In the process of Threat Hunting or even as a SOC Analyst, it is crucial to know your assets. You have to know which are the SSH Servers, the DNS Server, the Domain Controllers, and other systems in order to be able to understand which assets are the most valuable and which of them have the greater risk. Also if you know the purpose of its system it will be easier for you to detect abnormal things. This can be done by utilizing a CMDB and connecting it with your threat-hunting tool or your SIEM/SOAR. In that way, you can enrich your logs with hostnames, the operating system, and maybe the versions of the applications that run on these systems.

But many times if you work on an MSSP (and the client doesn’t have implemented a CMDB) or you are asked to monitor an unknown network (maybe for incident response purposes) or even if your company allows BYOD, most of the time you don’t have the option to enrich your logs through such asset management systems.

For that purpose, I decided to create a Zeek Module that utilizes the DHCP Protocol to enrich the Zeek logs with the hostname of the machine. The only requirement is for the machine to get its IP with DHCP. As so for systems with static IP assignment, you have to load the hostnames through a file which I will analyze in another post.

So the thing that actually the module does is monitor the DHCP Protocol communication and when a client asks for an IP from the DHCP Server, Zeek will check if the host_name field in the DHCP::Info record is set. If this is true, it will save it in a table along with the IP and the MAC address of the host. Also in the module you have the option to save the table only in memory, in cases, you don’t these data to persist. In case of persistence, you can change Passive_Entities::entities_store_persistency to Broker::SQLITE and the table will be saved in an SQLITE database. The table is also used the Broker Framework so the table will be synchronized in all the Zeek nodes. Hence the data will be in all the nodes of your Zeek Cluster even when you restart it.

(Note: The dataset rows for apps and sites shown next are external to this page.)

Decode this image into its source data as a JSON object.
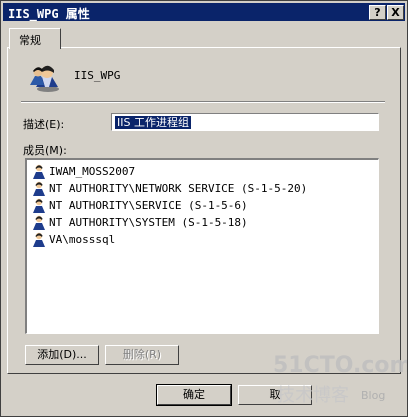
{
  "window": {
    "title": "IIS_WPG 属性",
    "help_btn": "?",
    "close_btn": "X"
  },
  "tabs": [
    {
      "label": "常规"
    }
  ],
  "group": {
    "name": "IIS_WPG"
  },
  "description": {
    "label": "描述(E):",
    "value": "IIS 工作进程组"
  },
  "members": {
    "label": "成员(M):",
    "items": [
      {
        "name": "IWAM_MOSS2007"
      },
      {
        "name": "NT AUTHORITY\\NETWORK SERVICE (S-1-5-20)"
      },
      {
        "name": "NT AUTHORITY\\SERVICE (S-1-5-6)"
      },
      {
        "name": "NT AUTHORITY\\SYSTEM (S-1-5-18)"
      },
      {
        "name": "VA\\mosssql"
      }
    ]
  },
  "buttons": {
    "add": "添加(D)...",
    "remove": "删除(R)",
    "ok": "确定",
    "cancel": "取"
  },
  "watermark": {
    "line1": "51CTO.com",
    "line2": "技术博客",
    "line3": "Blog"
  }
}
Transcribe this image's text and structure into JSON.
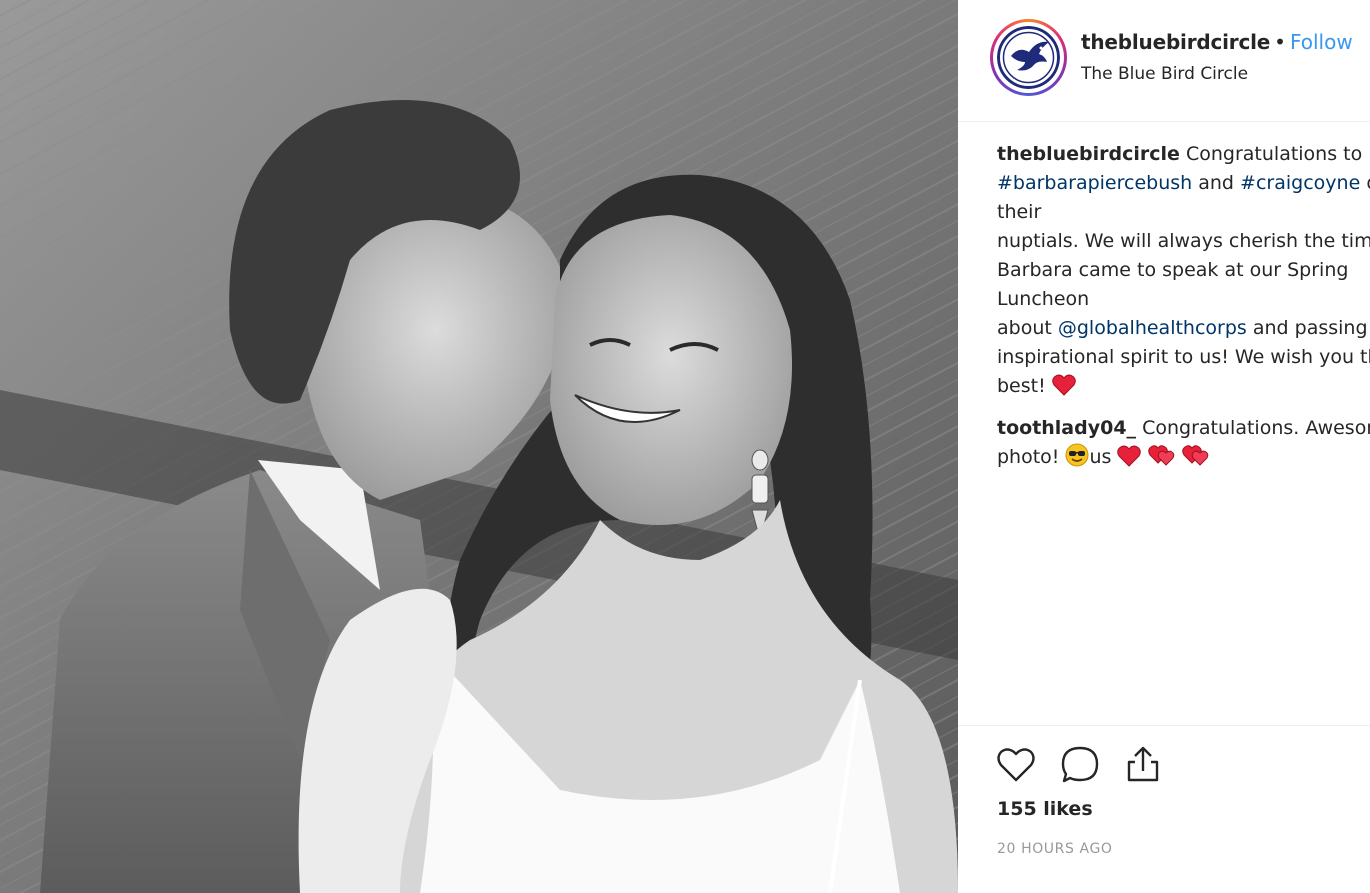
{
  "photo": {
    "kind": "black-and-white wedding portrait"
  },
  "post": {
    "username": "thebluebirdcircle",
    "separator": "•",
    "follow_label": "Follow",
    "location": "The Blue Bird Circle",
    "avatar_icon": "bluebird-logo-icon"
  },
  "caption": {
    "username": "thebluebirdcircle",
    "text_1": "Congratulations to",
    "tag_1": "#barbarapiercebush",
    "text_2": "and",
    "tag_2": "#craigcoyne",
    "text_3": "on their",
    "text_4": "nuptials. We will always cherish the time",
    "text_5": "Barbara came to speak at our Spring Luncheon",
    "text_6": "about",
    "mention": "@globalhealthcorps",
    "text_7": "and passing her",
    "text_8": "inspirational spirit to us! We wish you the",
    "text_9": "best!"
  },
  "comment_1": {
    "username": "toothlady04_",
    "text_1": "Congratulations. Awesome",
    "text_2": "photo!",
    "text_3": "us"
  },
  "actions": {
    "like_icon": "heart-outline-icon",
    "comment_icon": "comment-icon",
    "share_icon": "share-icon"
  },
  "likes": "155 likes",
  "timestamp": "20 HOURS AGO",
  "colors": {
    "follow": "#3897f0",
    "hashtag": "#003569",
    "timestamp": "#999999",
    "brand_blue": "#1f2a7a"
  }
}
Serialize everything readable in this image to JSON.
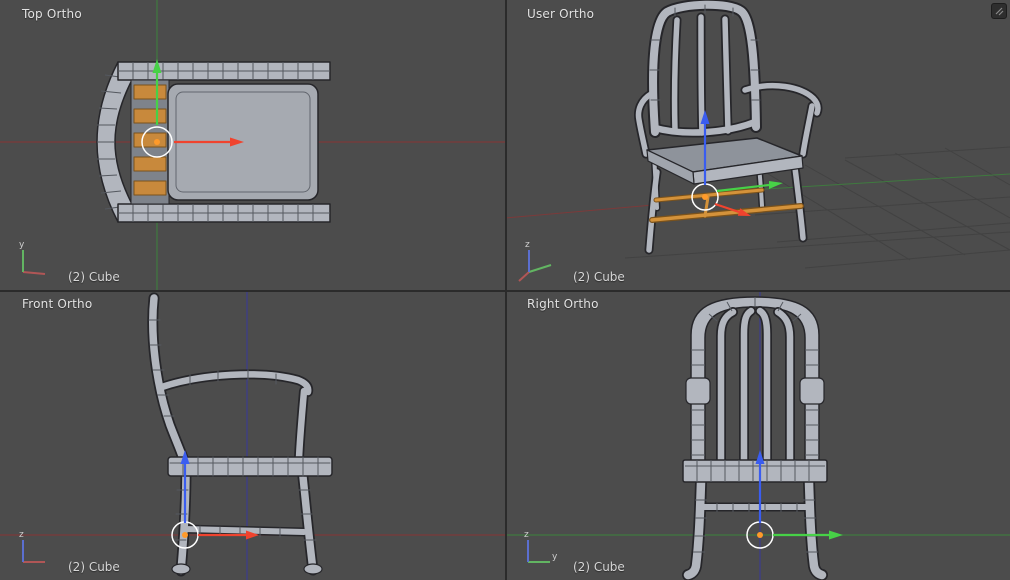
{
  "viewports": [
    {
      "id": "top",
      "label": "Top Ortho",
      "object_label": "(2) Cube",
      "gizmo_up_label": "y",
      "gizmo_right_label": ""
    },
    {
      "id": "user",
      "label": "User Ortho",
      "object_label": "(2) Cube",
      "gizmo_up_label": "z",
      "gizmo_right_label": ""
    },
    {
      "id": "front",
      "label": "Front Ortho",
      "object_label": "(2) Cube",
      "gizmo_up_label": "z",
      "gizmo_right_label": ""
    },
    {
      "id": "right",
      "label": "Right Ortho",
      "object_label": "(2) Cube",
      "gizmo_up_label": "z",
      "gizmo_right_label": "y"
    }
  ],
  "scene": {
    "selected_object_label": "(2) Cube"
  },
  "colors": {
    "viewport_background": "#4c4c4c",
    "viewport_divider": "#2b2b2b",
    "label_text": "#e2e2e2",
    "grid_axis_x": "#7c3a3a",
    "grid_axis_y": "#3f7a3f",
    "grid_axis_z": "#3c3c8e",
    "grid_line": "#424242",
    "manipulator_x_arrow": "#f0432e",
    "manipulator_y_arrow": "#47d147",
    "manipulator_z_arrow": "#3a5df0",
    "manipulator_ring": "#ffffff",
    "selection_highlight": "#d4923a",
    "origin_dot": "#ff9a2a",
    "mesh_fill": "#b2b6be",
    "mesh_outline": "#26262a"
  }
}
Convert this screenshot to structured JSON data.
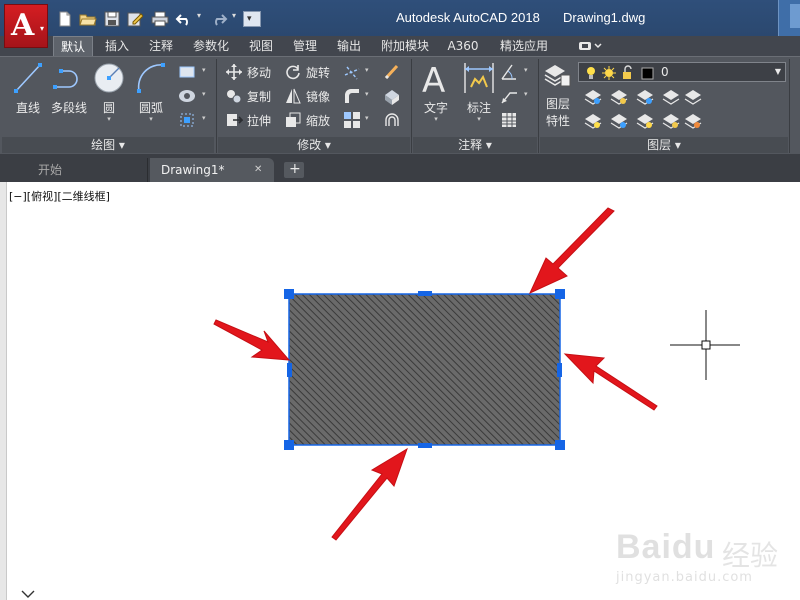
{
  "titlebar": {
    "app_name": "Autodesk AutoCAD 2018",
    "doc_name": "Drawing1.dwg",
    "logo_letter": "A",
    "quick_access": [
      "new-icon",
      "open-icon",
      "save-icon",
      "save-as-icon",
      "print-icon",
      "undo-icon",
      "redo-icon"
    ]
  },
  "ribbon_tabs": [
    "默认",
    "插入",
    "注释",
    "参数化",
    "视图",
    "管理",
    "输出",
    "附加模块",
    "A360",
    "精选应用"
  ],
  "active_tab": "默认",
  "panels": {
    "draw": {
      "title": "绘图",
      "line": "直线",
      "polyline": "多段线",
      "circle": "圆",
      "arc": "圆弧"
    },
    "modify": {
      "title": "修改",
      "move": "移动",
      "rotate": "旋转",
      "copy": "复制",
      "mirror": "镜像",
      "stretch": "拉伸",
      "scale": "缩放"
    },
    "annotation": {
      "title": "注释",
      "text": "文字",
      "dimension": "标注"
    },
    "layers": {
      "title": "图层",
      "properties_line1": "图层",
      "properties_line2": "特性",
      "current_layer": "0"
    }
  },
  "file_tabs": {
    "start": "开始",
    "drawing": "Drawing1*",
    "close": "✕",
    "add": "+"
  },
  "viewport_label": "[−][俯视][二维线框]",
  "watermark": {
    "brand": "Baidu",
    "cn": "经验",
    "url": "jingyan.baidu.com"
  },
  "colors": {
    "titlebar": "#2f4f7a",
    "ribbon": "#53575e",
    "selection_grip": "#1565e6",
    "hatch": "#555555",
    "arrow": "#e2161c"
  }
}
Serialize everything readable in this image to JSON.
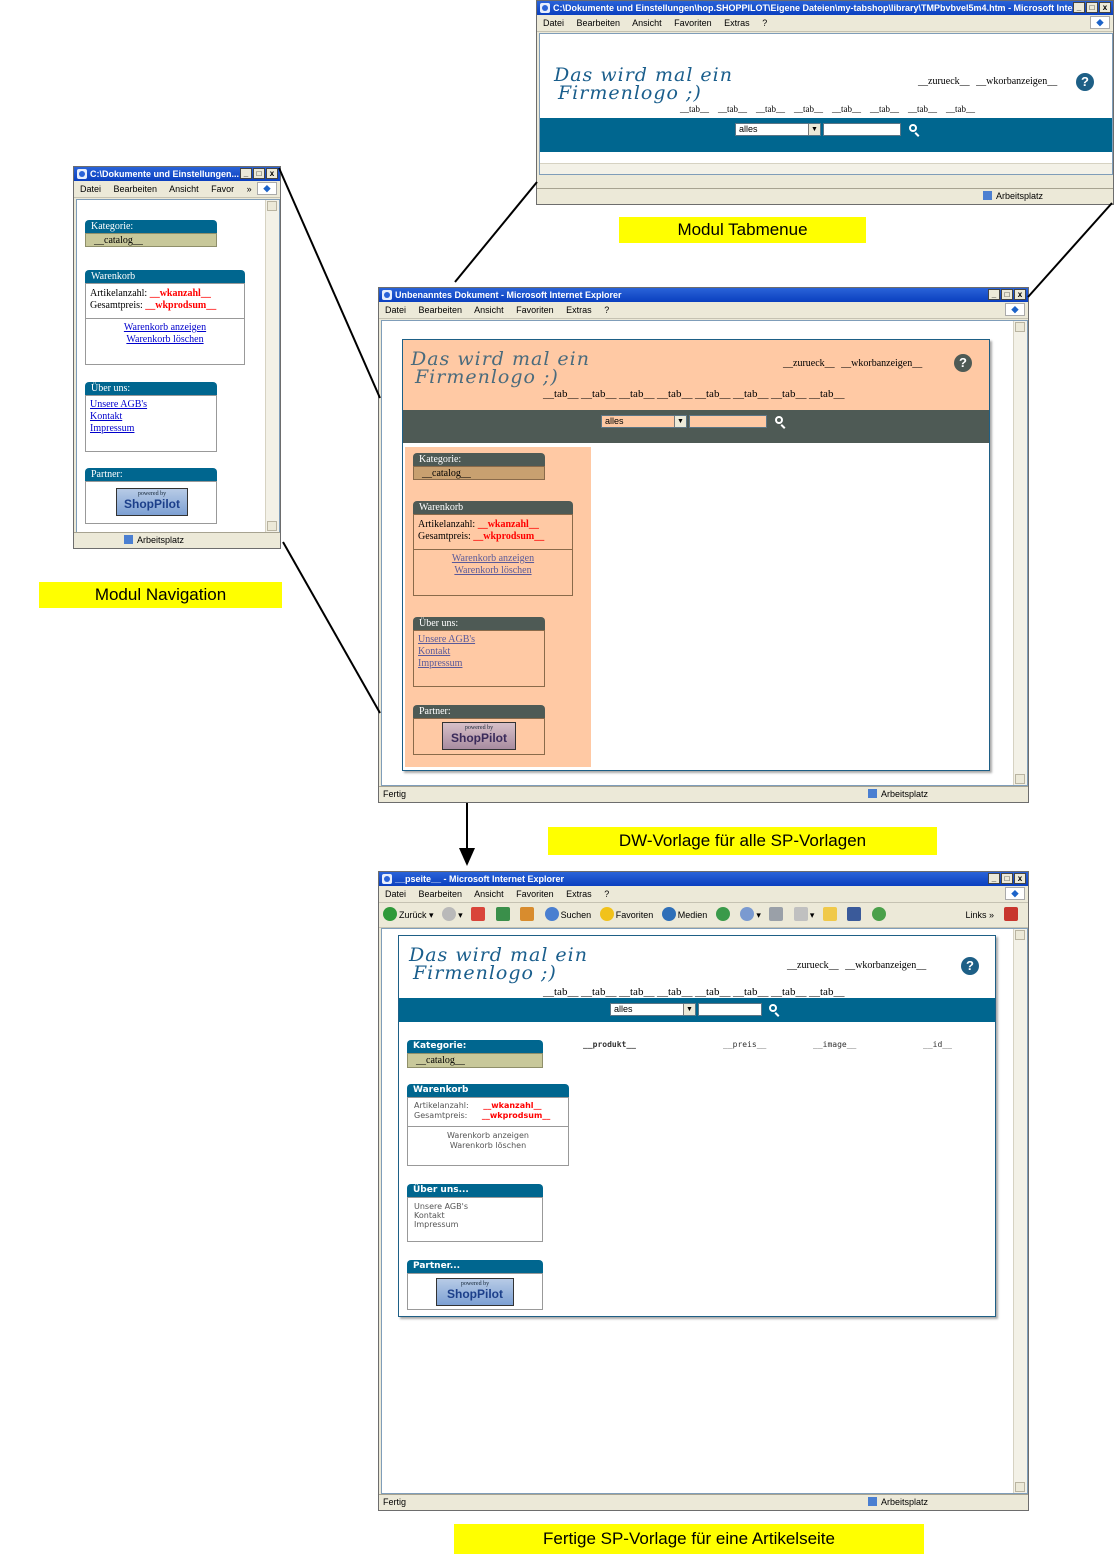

Also, the module, every time a new DHCP log is created by Zeek, checks if the IP is taken from another host and updates the table in order to keep the table consistent with what happening on the network. Another feature is it tries to detect if the host changed its hostname and does the update.

At last, the module checks if the domain field also has a value, and if so it adds it to the enriched field. The enrichment with the hostname is being made on all the produced Zeek logs.

Below is a sample of an enriched conn.log. The first record has only the detected asset’s hostname and in the second one it has also detected the domain in which the system belongs.



More information about my Zeek Module can be found on my GitHub account (